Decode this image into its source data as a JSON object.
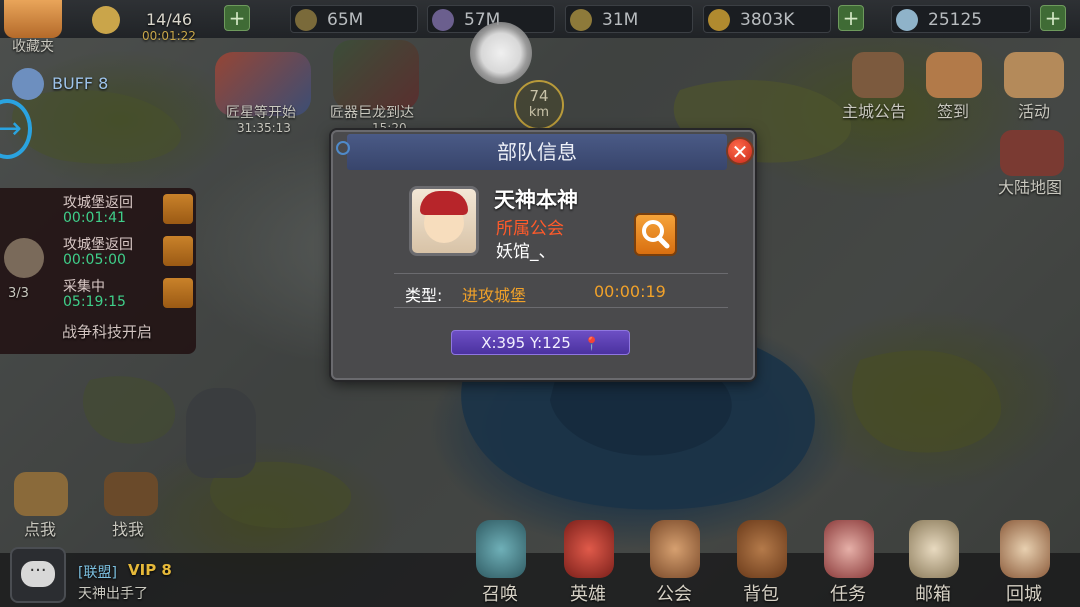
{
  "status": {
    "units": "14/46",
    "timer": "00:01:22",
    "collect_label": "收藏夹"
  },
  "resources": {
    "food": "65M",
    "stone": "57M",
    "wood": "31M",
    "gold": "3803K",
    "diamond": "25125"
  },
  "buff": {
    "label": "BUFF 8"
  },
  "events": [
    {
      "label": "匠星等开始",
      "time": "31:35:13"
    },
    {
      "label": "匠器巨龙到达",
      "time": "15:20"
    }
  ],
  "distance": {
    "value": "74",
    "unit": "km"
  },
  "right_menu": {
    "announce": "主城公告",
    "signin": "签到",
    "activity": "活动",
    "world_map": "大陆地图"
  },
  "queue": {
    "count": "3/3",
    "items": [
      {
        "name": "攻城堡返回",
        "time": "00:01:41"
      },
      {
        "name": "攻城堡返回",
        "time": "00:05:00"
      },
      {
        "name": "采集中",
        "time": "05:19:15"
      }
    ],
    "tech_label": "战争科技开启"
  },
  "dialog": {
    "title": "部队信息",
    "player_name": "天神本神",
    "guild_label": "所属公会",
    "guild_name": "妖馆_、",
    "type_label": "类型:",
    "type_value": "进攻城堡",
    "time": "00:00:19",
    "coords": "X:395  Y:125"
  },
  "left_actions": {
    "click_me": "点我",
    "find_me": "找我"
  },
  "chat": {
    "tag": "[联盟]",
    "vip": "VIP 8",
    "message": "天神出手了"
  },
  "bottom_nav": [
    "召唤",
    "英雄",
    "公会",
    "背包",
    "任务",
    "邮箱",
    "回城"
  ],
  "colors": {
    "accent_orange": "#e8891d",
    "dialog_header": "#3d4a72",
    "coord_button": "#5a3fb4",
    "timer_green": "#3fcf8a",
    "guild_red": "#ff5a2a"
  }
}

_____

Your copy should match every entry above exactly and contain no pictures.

■ EXERCISE OUTPUT:
Decode this image into its source data as a JSON object.
{
  "status": {
    "units": "14/46",
    "timer": "00:01:22",
    "collect_label": "收藏夹"
  },
  "resources": {
    "food": "65M",
    "stone": "57M",
    "wood": "31M",
    "gold": "3803K",
    "diamond": "25125"
  },
  "buff": {
    "label": "BUFF 8"
  },
  "events": [
    {
      "label": "匠星等开始",
      "time": "31:35:13"
    },
    {
      "label": "匠器巨龙到达",
      "time": "15:20"
    }
  ],
  "distance": {
    "value": "74",
    "unit": "km"
  },
  "right_menu": {
    "announce": "主城公告",
    "signin": "签到",
    "activity": "活动",
    "world_map": "大陆地图"
  },
  "queue": {
    "count": "3/3",
    "items": [
      {
        "name": "攻城堡返回",
        "time": "00:01:41"
      },
      {
        "name": "攻城堡返回",
        "time": "00:05:00"
      },
      {
        "name": "采集中",
        "time": "05:19:15"
      }
    ],
    "tech_label": "战争科技开启"
  },
  "dialog": {
    "title": "部队信息",
    "player_name": "天神本神",
    "guild_label": "所属公会",
    "guild_name": "妖馆_、",
    "type_label": "类型:",
    "type_value": "进攻城堡",
    "time": "00:00:19",
    "coords": "X:395  Y:125"
  },
  "left_actions": {
    "click_me": "点我",
    "find_me": "找我"
  },
  "chat": {
    "tag": "[联盟]",
    "vip": "VIP 8",
    "message": "天神出手了"
  },
  "bottom_nav": [
    "召唤",
    "英雄",
    "公会",
    "背包",
    "任务",
    "邮箱",
    "回城"
  ],
  "colors": {
    "accent_orange": "#e8891d",
    "dialog_header": "#3d4a72",
    "coord_button": "#5a3fb4",
    "timer_green": "#3fcf8a",
    "guild_red": "#ff5a2a"
  }
}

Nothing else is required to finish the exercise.